*What to produce*
Going through the entries below, copy out each line that contains "time".
━━━━━ Data
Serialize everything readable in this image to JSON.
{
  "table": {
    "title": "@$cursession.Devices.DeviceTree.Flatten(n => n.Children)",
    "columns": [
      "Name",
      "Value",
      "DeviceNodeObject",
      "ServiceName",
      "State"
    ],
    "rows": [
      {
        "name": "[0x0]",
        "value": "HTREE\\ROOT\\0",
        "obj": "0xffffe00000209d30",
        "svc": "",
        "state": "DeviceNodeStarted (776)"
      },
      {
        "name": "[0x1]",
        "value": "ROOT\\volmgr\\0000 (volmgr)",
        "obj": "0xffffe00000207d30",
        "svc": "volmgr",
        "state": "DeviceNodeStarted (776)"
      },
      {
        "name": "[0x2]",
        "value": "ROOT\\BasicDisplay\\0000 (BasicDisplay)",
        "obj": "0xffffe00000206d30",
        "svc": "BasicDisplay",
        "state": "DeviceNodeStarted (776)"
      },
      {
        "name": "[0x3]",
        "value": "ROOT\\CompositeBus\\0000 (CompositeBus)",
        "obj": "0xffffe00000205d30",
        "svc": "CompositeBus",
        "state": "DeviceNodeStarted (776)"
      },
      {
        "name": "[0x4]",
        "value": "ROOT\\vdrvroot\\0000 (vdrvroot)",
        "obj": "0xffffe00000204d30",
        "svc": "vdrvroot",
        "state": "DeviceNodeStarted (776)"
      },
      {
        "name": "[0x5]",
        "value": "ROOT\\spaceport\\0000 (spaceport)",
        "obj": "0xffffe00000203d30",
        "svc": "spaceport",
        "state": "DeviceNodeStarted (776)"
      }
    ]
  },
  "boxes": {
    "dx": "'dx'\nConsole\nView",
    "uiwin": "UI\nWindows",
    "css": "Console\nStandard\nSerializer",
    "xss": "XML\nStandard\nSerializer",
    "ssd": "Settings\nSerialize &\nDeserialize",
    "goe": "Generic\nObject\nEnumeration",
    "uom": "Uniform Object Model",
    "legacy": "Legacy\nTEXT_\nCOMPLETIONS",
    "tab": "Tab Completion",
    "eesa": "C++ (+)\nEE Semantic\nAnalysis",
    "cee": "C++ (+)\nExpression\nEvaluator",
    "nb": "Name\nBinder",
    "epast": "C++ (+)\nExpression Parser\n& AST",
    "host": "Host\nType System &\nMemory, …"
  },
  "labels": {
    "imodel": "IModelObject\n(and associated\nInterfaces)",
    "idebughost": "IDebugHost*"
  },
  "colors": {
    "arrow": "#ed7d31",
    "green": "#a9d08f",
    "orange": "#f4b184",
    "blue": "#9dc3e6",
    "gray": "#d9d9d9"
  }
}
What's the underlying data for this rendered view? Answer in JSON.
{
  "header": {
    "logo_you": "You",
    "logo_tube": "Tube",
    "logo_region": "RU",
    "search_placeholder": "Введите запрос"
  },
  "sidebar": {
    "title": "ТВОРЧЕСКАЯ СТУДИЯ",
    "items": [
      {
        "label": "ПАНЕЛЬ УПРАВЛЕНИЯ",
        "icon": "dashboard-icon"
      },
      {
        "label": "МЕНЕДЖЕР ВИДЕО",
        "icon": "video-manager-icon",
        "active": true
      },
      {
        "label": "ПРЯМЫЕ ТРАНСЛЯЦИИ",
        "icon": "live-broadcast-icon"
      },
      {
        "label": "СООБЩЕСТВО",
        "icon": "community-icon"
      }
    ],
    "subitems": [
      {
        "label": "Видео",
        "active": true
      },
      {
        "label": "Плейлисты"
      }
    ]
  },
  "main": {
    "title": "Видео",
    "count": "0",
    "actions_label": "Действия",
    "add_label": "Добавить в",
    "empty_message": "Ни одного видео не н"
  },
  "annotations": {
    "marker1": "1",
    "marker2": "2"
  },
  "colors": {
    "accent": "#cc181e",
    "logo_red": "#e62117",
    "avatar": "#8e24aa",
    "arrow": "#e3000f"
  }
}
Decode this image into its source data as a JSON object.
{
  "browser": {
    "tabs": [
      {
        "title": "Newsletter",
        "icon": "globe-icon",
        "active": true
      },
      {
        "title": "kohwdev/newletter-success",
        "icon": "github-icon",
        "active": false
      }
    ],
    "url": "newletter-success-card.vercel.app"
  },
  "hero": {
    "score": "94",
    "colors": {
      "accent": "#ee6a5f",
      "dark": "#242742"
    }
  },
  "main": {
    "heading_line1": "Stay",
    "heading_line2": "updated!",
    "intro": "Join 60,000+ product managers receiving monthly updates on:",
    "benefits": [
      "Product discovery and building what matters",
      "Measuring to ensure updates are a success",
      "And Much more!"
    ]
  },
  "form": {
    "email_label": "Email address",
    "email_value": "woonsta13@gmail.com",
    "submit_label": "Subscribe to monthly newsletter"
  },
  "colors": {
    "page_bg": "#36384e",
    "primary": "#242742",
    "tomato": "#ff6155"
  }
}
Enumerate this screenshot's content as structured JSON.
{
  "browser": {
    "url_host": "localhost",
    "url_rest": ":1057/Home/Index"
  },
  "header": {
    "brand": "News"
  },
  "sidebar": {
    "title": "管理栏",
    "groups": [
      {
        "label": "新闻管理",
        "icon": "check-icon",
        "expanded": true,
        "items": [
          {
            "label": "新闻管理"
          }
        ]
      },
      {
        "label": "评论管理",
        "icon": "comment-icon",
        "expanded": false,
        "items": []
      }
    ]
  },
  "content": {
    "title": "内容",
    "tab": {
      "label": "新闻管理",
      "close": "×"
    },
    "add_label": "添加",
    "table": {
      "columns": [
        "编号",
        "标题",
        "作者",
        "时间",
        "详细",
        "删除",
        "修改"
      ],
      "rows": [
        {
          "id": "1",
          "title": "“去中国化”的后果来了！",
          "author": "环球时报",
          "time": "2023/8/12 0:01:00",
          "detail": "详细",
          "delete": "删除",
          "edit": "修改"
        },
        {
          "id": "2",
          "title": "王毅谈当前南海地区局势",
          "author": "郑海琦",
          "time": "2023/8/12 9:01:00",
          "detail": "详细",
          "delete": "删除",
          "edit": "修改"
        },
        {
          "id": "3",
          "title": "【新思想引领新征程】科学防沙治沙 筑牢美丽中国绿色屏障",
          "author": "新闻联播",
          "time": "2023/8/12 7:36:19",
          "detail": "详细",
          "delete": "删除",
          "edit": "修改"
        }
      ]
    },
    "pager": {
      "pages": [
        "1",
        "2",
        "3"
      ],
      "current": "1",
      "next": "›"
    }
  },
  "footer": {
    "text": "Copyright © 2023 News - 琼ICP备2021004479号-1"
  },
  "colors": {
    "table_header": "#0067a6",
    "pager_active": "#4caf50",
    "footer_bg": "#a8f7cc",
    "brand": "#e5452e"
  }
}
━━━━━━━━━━
*Reply to the exercise*
          "time": "2023/8/12 0:01:00",
          "time": "2023/8/12 9:01:00",
          "time": "2023/8/12 7:36:19",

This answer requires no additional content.